This topic is really about short feedback cycles. You want to learn stuff as quickly as possible, try something, decide if it worked, and go again. Lean describes something called the Plan Do Check Act or PDCA cycle. Dr. Deming made it popular, but it is really just an extension of the Scientific Method. In the Scientific Method you hypothesize, experiment, and evaluate.
We go through this cycle each iteration. For us an iteration is typically a week, but it can really be any short period of time. I have done 1 month, 2 week, and 1 week iterations. 1 month was a bit longer than I recommend, but depending on the project, it may be the right length.
A team will plan their work for the iteration, do the work, check the work (Deming switched to Study instead of check after a while), and finally take action based on what we learned in the check step.
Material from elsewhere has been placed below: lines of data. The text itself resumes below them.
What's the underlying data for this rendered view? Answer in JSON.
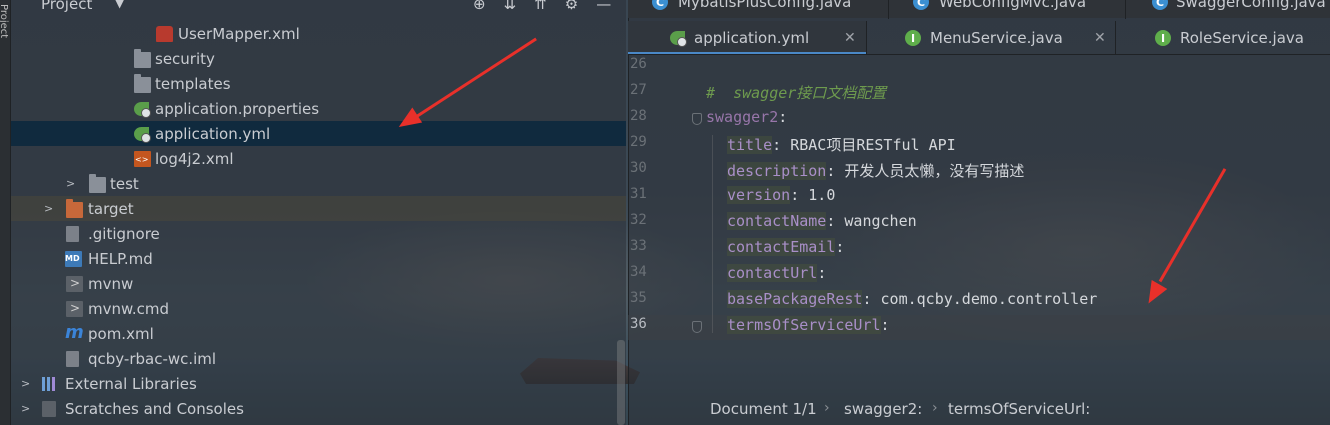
{
  "project_panel": {
    "title": "Project",
    "side_label": "Project"
  },
  "tree": [
    {
      "label": "UserMapper.xml",
      "icon": "mapper-xml-icon"
    },
    {
      "label": "security",
      "icon": "folder-icon"
    },
    {
      "label": "templates",
      "icon": "folder-icon"
    },
    {
      "label": "application.properties",
      "icon": "spring-config-icon"
    },
    {
      "label": "application.yml",
      "icon": "spring-config-icon"
    },
    {
      "label": "log4j2.xml",
      "icon": "xml-file-icon"
    },
    {
      "label": "test",
      "icon": "folder-icon"
    },
    {
      "label": "target",
      "icon": "folder-icon"
    },
    {
      "label": ".gitignore",
      "icon": "file-icon"
    },
    {
      "label": "HELP.md",
      "icon": "markdown-icon"
    },
    {
      "label": "mvnw",
      "icon": "shell-file-icon"
    },
    {
      "label": "mvnw.cmd",
      "icon": "cmd-file-icon"
    },
    {
      "label": "pom.xml",
      "icon": "maven-icon"
    },
    {
      "label": "qcby-rbac-wc.iml",
      "icon": "iml-file-icon"
    },
    {
      "label": "External Libraries",
      "icon": "libraries-icon"
    },
    {
      "label": "Scratches and Consoles",
      "icon": "scratches-icon"
    }
  ],
  "tabs_row1": [
    {
      "label": "MybatisPlusConfig.java",
      "icon": "C"
    },
    {
      "label": "WebConfigMvc.java",
      "icon": "C"
    },
    {
      "label": "SwaggerConfig.java",
      "icon": "C"
    }
  ],
  "tabs_row2": [
    {
      "label": "application.yml",
      "icon": "spring-config-icon",
      "active": true
    },
    {
      "label": "MenuService.java",
      "icon": "I"
    },
    {
      "label": "RoleService.java",
      "icon": "I"
    }
  ],
  "editor": {
    "line_numbers": [
      "26",
      "27",
      "28",
      "29",
      "30",
      "31",
      "32",
      "33",
      "34",
      "35",
      "36"
    ],
    "lines": [
      {
        "comment": ""
      },
      {
        "comment": "#  swagger接口文档配置"
      },
      {
        "key": "swagger2",
        "sep": ":",
        "value": ""
      },
      {
        "key": "title",
        "sep": ": ",
        "value": "RBAC项目RESTful API"
      },
      {
        "key": "description",
        "sep": ": ",
        "value": "开发人员太懒，没有写描述"
      },
      {
        "key": "version",
        "sep": ": ",
        "value": "1.0"
      },
      {
        "key": "contactName",
        "sep": ": ",
        "value": "wangchen"
      },
      {
        "key": "contactEmail",
        "sep": ":",
        "value": ""
      },
      {
        "key": "contactUrl",
        "sep": ":",
        "value": ""
      },
      {
        "key": "basePackageRest",
        "sep": ": ",
        "value": "com.qcby.demo.controller"
      },
      {
        "key": "termsOfServiceUrl",
        "sep": ":",
        "value": ""
      }
    ]
  },
  "statusbar": {
    "document": "Document 1/1",
    "crumb1": "swagger2:",
    "crumb2": "termsOfServiceUrl:"
  },
  "colors": {
    "arrow": "#e8302a",
    "selection": "#0d293e",
    "key": "#9876aa",
    "comment": "#6e9b4e"
  }
}
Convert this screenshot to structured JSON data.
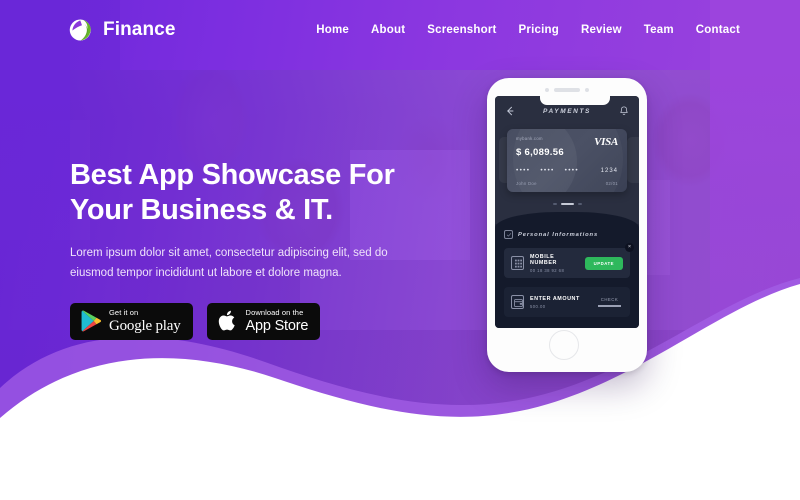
{
  "brand": {
    "name": "Finance",
    "icon": "finance-leaf-logo"
  },
  "nav": {
    "items": [
      {
        "label": "Home"
      },
      {
        "label": "About"
      },
      {
        "label": "Screenshort"
      },
      {
        "label": "Pricing"
      },
      {
        "label": "Review"
      },
      {
        "label": "Team"
      },
      {
        "label": "Contact"
      }
    ]
  },
  "hero": {
    "title_line1": "Best App Showcase For",
    "title_line2": "Your Business & IT.",
    "subtitle": "Lorem ipsum dolor sit amet, consectetur adipiscing elit, sed do eiusmod tempor incididunt ut labore et dolore magna.",
    "google_play": {
      "small": "Get it on",
      "big": "Google play",
      "icon": "google-play-icon"
    },
    "app_store": {
      "small": "Download on the",
      "big": "App Store",
      "icon": "apple-icon"
    }
  },
  "phone": {
    "screen": {
      "header": {
        "back_icon": "back-arrow-icon",
        "title": "PAYMENTS",
        "bell_icon": "bell-icon"
      },
      "card": {
        "bank": "mybank.com",
        "brand": "VISA",
        "amount": "$ 6,089.56",
        "group1": "••••",
        "group2": "••••",
        "group3": "••••",
        "last4": "1234",
        "holder": "John Doe",
        "expiry": "02/01"
      },
      "section": {
        "icon": "info-square-icon",
        "title": "Personal Informations"
      },
      "rows": [
        {
          "icon": "phone-keypad-icon",
          "label": "MOBILE NUMBER",
          "value": "00 18 38 92 68",
          "action": "UPDATE",
          "action_style": "green",
          "close": "×"
        },
        {
          "icon": "wallet-icon",
          "label": "ENTER AMOUNT",
          "value": "500.00",
          "action": "CHECK",
          "action_style": "ghost"
        }
      ]
    }
  },
  "colors": {
    "purple_dark": "#6a27d8",
    "purple_light": "#9c44dd",
    "wave_front": "#6f27d6",
    "wave_back": "#9b4ce0",
    "green": "#2eb85c",
    "screen_dark": "#141a2b",
    "white": "#ffffff"
  }
}
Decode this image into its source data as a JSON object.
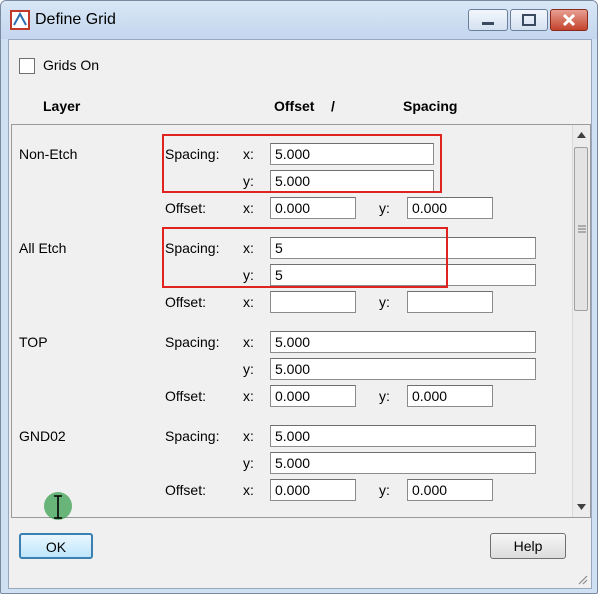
{
  "window": {
    "title": "Define Grid"
  },
  "titlebar": {
    "icons": [
      "minimize-icon",
      "maximize-icon",
      "close-icon"
    ]
  },
  "grids_on": {
    "label": "Grids On",
    "checked": false
  },
  "headers": {
    "layer": "Layer",
    "offset": "Offset",
    "slash": "/",
    "spacing": "Spacing"
  },
  "rows": [
    {
      "layer": "Non-Etch",
      "spacing_label": "Spacing:",
      "offset_label": "Offset:",
      "x_label": "x:",
      "y_label": "y:",
      "spacing_x": "5.000",
      "spacing_y": "5.000",
      "offset_x": "0.000",
      "offset_y": "0.000"
    },
    {
      "layer": "All Etch",
      "spacing_label": "Spacing:",
      "offset_label": "Offset:",
      "x_label": "x:",
      "y_label": "y:",
      "spacing_x": "5",
      "spacing_y": "5",
      "offset_x": "",
      "offset_y": ""
    },
    {
      "layer": "TOP",
      "spacing_label": "Spacing:",
      "offset_label": "Offset:",
      "x_label": "x:",
      "y_label": "y:",
      "spacing_x": "5.000",
      "spacing_y": "5.000",
      "offset_x": "0.000",
      "offset_y": "0.000"
    },
    {
      "layer": "GND02",
      "spacing_label": "Spacing:",
      "offset_label": "Offset:",
      "x_label": "x:",
      "y_label": "y:",
      "spacing_x": "5.000",
      "spacing_y": "5.000",
      "offset_x": "0.000",
      "offset_y": "0.000"
    }
  ],
  "buttons": {
    "ok": "OK",
    "help": "Help"
  },
  "colors": {
    "highlight": "#e0231f",
    "title_bar": "#c9dbf0",
    "close_button": "#c4432d"
  }
}
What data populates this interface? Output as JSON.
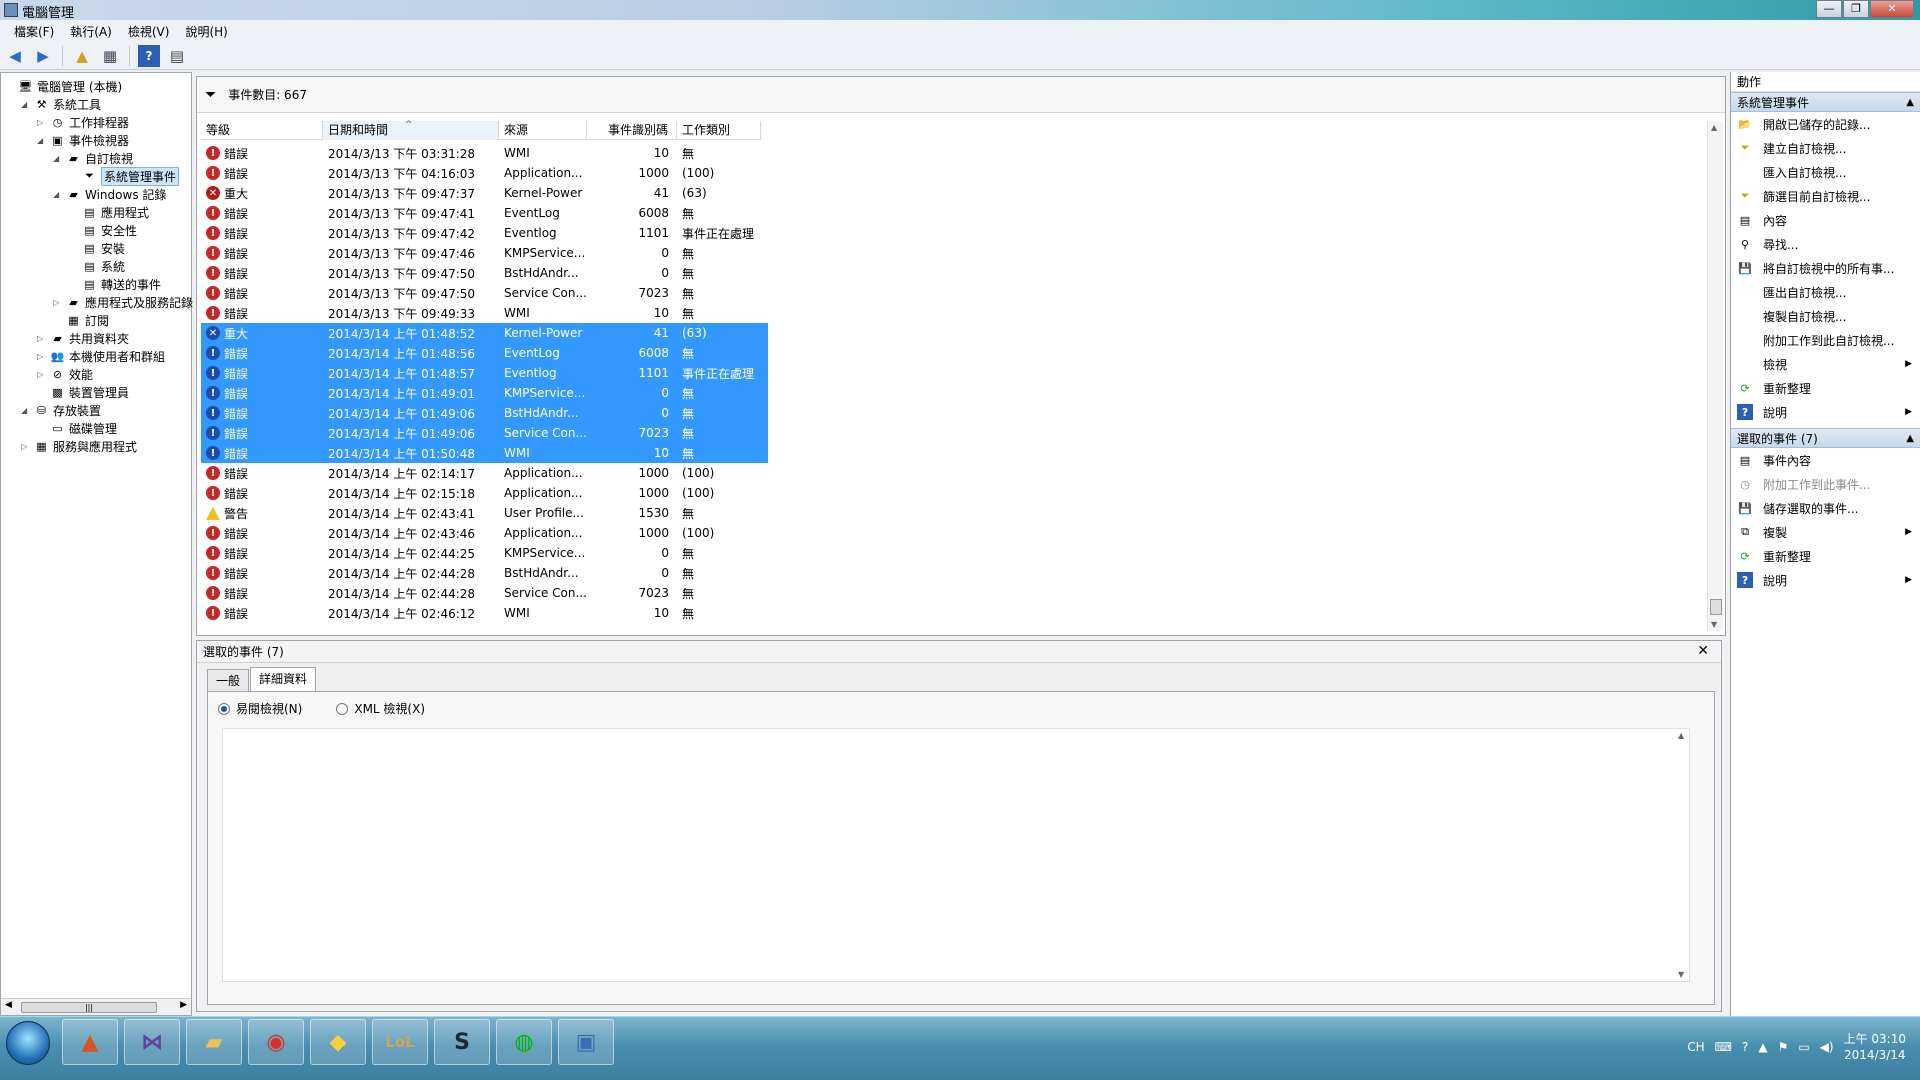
{
  "window": {
    "title": "電腦管理"
  },
  "menu": [
    "檔案(F)",
    "執行(A)",
    "檢視(V)",
    "說明(H)"
  ],
  "tree": [
    {
      "label": "電腦管理 (本機)",
      "depth": 0,
      "twisty": "",
      "icon": "computer-icon"
    },
    {
      "label": "系統工具",
      "depth": 1,
      "twisty": "◢",
      "icon": "tools-icon"
    },
    {
      "label": "工作排程器",
      "depth": 2,
      "twisty": "▷",
      "icon": "clock-icon"
    },
    {
      "label": "事件檢視器",
      "depth": 2,
      "twisty": "◢",
      "icon": "event-viewer-icon"
    },
    {
      "label": "自訂檢視",
      "depth": 3,
      "twisty": "◢",
      "icon": "folder-icon"
    },
    {
      "label": "系統管理事件",
      "depth": 4,
      "twisty": "",
      "icon": "filter-icon",
      "selected": true
    },
    {
      "label": "Windows 記錄",
      "depth": 3,
      "twisty": "◢",
      "icon": "folder-icon"
    },
    {
      "label": "應用程式",
      "depth": 4,
      "twisty": "",
      "icon": "log-icon"
    },
    {
      "label": "安全性",
      "depth": 4,
      "twisty": "",
      "icon": "log-icon"
    },
    {
      "label": "安裝",
      "depth": 4,
      "twisty": "",
      "icon": "log-icon"
    },
    {
      "label": "系統",
      "depth": 4,
      "twisty": "",
      "icon": "log-icon"
    },
    {
      "label": "轉送的事件",
      "depth": 4,
      "twisty": "",
      "icon": "log-icon"
    },
    {
      "label": "應用程式及服務記錄",
      "depth": 3,
      "twisty": "▷",
      "icon": "folder-icon"
    },
    {
      "label": "訂閱",
      "depth": 3,
      "twisty": "",
      "icon": "subscription-icon"
    },
    {
      "label": "共用資料夾",
      "depth": 2,
      "twisty": "▷",
      "icon": "shared-folder-icon"
    },
    {
      "label": "本機使用者和群組",
      "depth": 2,
      "twisty": "▷",
      "icon": "users-icon"
    },
    {
      "label": "效能",
      "depth": 2,
      "twisty": "▷",
      "icon": "performance-icon"
    },
    {
      "label": "裝置管理員",
      "depth": 2,
      "twisty": "",
      "icon": "device-manager-icon"
    },
    {
      "label": "存放裝置",
      "depth": 1,
      "twisty": "◢",
      "icon": "storage-icon"
    },
    {
      "label": "磁碟管理",
      "depth": 2,
      "twisty": "",
      "icon": "disk-icon"
    },
    {
      "label": "服務與應用程式",
      "depth": 1,
      "twisty": "▷",
      "icon": "services-icon"
    }
  ],
  "events": {
    "count_text": "事件數目: 667",
    "columns": [
      "等級",
      "日期和時間",
      "來源",
      "事件識別碼",
      "工作類別"
    ],
    "rows": [
      {
        "level": "錯誤",
        "type": "error",
        "date": "2014/3/13 下午 03:31:28",
        "source": "WMI",
        "id": "10",
        "category": "無"
      },
      {
        "level": "錯誤",
        "type": "error",
        "date": "2014/3/13 下午 04:16:03",
        "source": "Application...",
        "id": "1000",
        "category": "(100)"
      },
      {
        "level": "重大",
        "type": "critical",
        "date": "2014/3/13 下午 09:47:37",
        "source": "Kernel-Power",
        "id": "41",
        "category": "(63)"
      },
      {
        "level": "錯誤",
        "type": "error",
        "date": "2014/3/13 下午 09:47:41",
        "source": "EventLog",
        "id": "6008",
        "category": "無"
      },
      {
        "level": "錯誤",
        "type": "error",
        "date": "2014/3/13 下午 09:47:42",
        "source": "Eventlog",
        "id": "1101",
        "category": "事件正在處理"
      },
      {
        "level": "錯誤",
        "type": "error",
        "date": "2014/3/13 下午 09:47:46",
        "source": "KMPService...",
        "id": "0",
        "category": "無"
      },
      {
        "level": "錯誤",
        "type": "error",
        "date": "2014/3/13 下午 09:47:50",
        "source": "BstHdAndr...",
        "id": "0",
        "category": "無"
      },
      {
        "level": "錯誤",
        "type": "error",
        "date": "2014/3/13 下午 09:47:50",
        "source": "Service Con...",
        "id": "7023",
        "category": "無"
      },
      {
        "level": "錯誤",
        "type": "error",
        "date": "2014/3/13 下午 09:49:33",
        "source": "WMI",
        "id": "10",
        "category": "無"
      },
      {
        "level": "重大",
        "type": "critical",
        "date": "2014/3/14 上午 01:48:52",
        "source": "Kernel-Power",
        "id": "41",
        "category": "(63)",
        "selected": true
      },
      {
        "level": "錯誤",
        "type": "error",
        "date": "2014/3/14 上午 01:48:56",
        "source": "EventLog",
        "id": "6008",
        "category": "無",
        "selected": true
      },
      {
        "level": "錯誤",
        "type": "error",
        "date": "2014/3/14 上午 01:48:57",
        "source": "Eventlog",
        "id": "1101",
        "category": "事件正在處理",
        "selected": true
      },
      {
        "level": "錯誤",
        "type": "error",
        "date": "2014/3/14 上午 01:49:01",
        "source": "KMPService...",
        "id": "0",
        "category": "無",
        "selected": true
      },
      {
        "level": "錯誤",
        "type": "error",
        "date": "2014/3/14 上午 01:49:06",
        "source": "BstHdAndr...",
        "id": "0",
        "category": "無",
        "selected": true
      },
      {
        "level": "錯誤",
        "type": "error",
        "date": "2014/3/14 上午 01:49:06",
        "source": "Service Con...",
        "id": "7023",
        "category": "無",
        "selected": true
      },
      {
        "level": "錯誤",
        "type": "error",
        "date": "2014/3/14 上午 01:50:48",
        "source": "WMI",
        "id": "10",
        "category": "無",
        "selected": true
      },
      {
        "level": "錯誤",
        "type": "error",
        "date": "2014/3/14 上午 02:14:17",
        "source": "Application...",
        "id": "1000",
        "category": "(100)"
      },
      {
        "level": "錯誤",
        "type": "error",
        "date": "2014/3/14 上午 02:15:18",
        "source": "Application...",
        "id": "1000",
        "category": "(100)"
      },
      {
        "level": "警告",
        "type": "warning",
        "date": "2014/3/14 上午 02:43:41",
        "source": "User Profile...",
        "id": "1530",
        "category": "無"
      },
      {
        "level": "錯誤",
        "type": "error",
        "date": "2014/3/14 上午 02:43:46",
        "source": "Application...",
        "id": "1000",
        "category": "(100)"
      },
      {
        "level": "錯誤",
        "type": "error",
        "date": "2014/3/14 上午 02:44:25",
        "source": "KMPService...",
        "id": "0",
        "category": "無"
      },
      {
        "level": "錯誤",
        "type": "error",
        "date": "2014/3/14 上午 02:44:28",
        "source": "BstHdAndr...",
        "id": "0",
        "category": "無"
      },
      {
        "level": "錯誤",
        "type": "error",
        "date": "2014/3/14 上午 02:44:28",
        "source": "Service Con...",
        "id": "7023",
        "category": "無"
      },
      {
        "level": "錯誤",
        "type": "error",
        "date": "2014/3/14 上午 02:46:12",
        "source": "WMI",
        "id": "10",
        "category": "無"
      }
    ]
  },
  "details": {
    "title": "選取的事件 (7)",
    "tabs": [
      "一般",
      "詳細資料"
    ],
    "active_tab": 1,
    "radio_friendly": "易閱檢視(N)",
    "radio_xml": "XML 檢視(X)"
  },
  "actions": {
    "title": "動作",
    "group1": "系統管理事件",
    "group1_items": [
      {
        "label": "開啟已儲存的記錄...",
        "icon": "open-log-icon"
      },
      {
        "label": "建立自訂檢視...",
        "icon": "create-view-icon"
      },
      {
        "label": "匯入自訂檢視...",
        "icon": ""
      },
      {
        "label": "篩選目前自訂檢視...",
        "icon": "filter-icon"
      },
      {
        "label": "內容",
        "icon": "properties-icon"
      },
      {
        "label": "尋找...",
        "icon": "find-icon"
      },
      {
        "label": "將自訂檢視中的所有事...",
        "icon": "save-icon"
      },
      {
        "label": "匯出自訂檢視...",
        "icon": ""
      },
      {
        "label": "複製自訂檢視...",
        "icon": ""
      },
      {
        "label": "附加工作到此自訂檢視...",
        "icon": ""
      },
      {
        "label": "檢視",
        "icon": "",
        "more": true
      },
      {
        "label": "重新整理",
        "icon": "refresh-icon"
      },
      {
        "label": "說明",
        "icon": "help-icon",
        "more": true
      }
    ],
    "group2": "選取的事件 (7)",
    "group2_items": [
      {
        "label": "事件內容",
        "icon": "event-properties-icon"
      },
      {
        "label": "附加工作到此事件...",
        "icon": "attach-task-icon",
        "disabled": true
      },
      {
        "label": "儲存選取的事件...",
        "icon": "save-icon"
      },
      {
        "label": "複製",
        "icon": "copy-icon",
        "more": true
      },
      {
        "label": "重新整理",
        "icon": "refresh-icon"
      },
      {
        "label": "說明",
        "icon": "help-icon",
        "more": true
      }
    ]
  },
  "taskbar": {
    "apps": [
      "matlab-icon",
      "visual-studio-icon",
      "file-explorer-icon",
      "chrome-icon",
      "app-icon",
      "lol-icon",
      "steam-icon",
      "line-icon",
      "computer-management-icon"
    ],
    "tray_lang": "CH",
    "clock_time": "上午 03:10",
    "clock_date": "2014/3/14"
  }
}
In terms we use, we have planning, then the work starts, we have a retrospective to learn what went well, what didn’t go well, and what we want to try, and then finally we make changes that we think will make improvements. Then we repeat.
The idea is we are always learning. Always improving.
We do these PDCA cycles without even thinking of it. We do it when we drive. You plan a route, start driving, decide if the route is the best for getting to the destination, and make changes if needed. We do it when we write. We do an outline, start writing, assess and make changes, and iterate. Think about it. We do this kind of thing a lot. We tend to have very short cycles in our iterations when they have to do with personal things. It happens naturally when practicing an instrument, when having discussions, and even when writing a blog. Researchers use these methods and they have been seen in manufacturing, hospitals, and construction. It’s not new and it shouldn’t seem foreign to us.
Whether your iteration is a day, week, or 6.5 hours, the important part is that you’re allowing for short feedback loops where you are looking at the work, deciding what to do, complete the work, study how it went, and then make improvements. If you get used to this routine, your work will naturally begin to add quality, innovation, and you will be able to respond to the needs of the business much more quickly.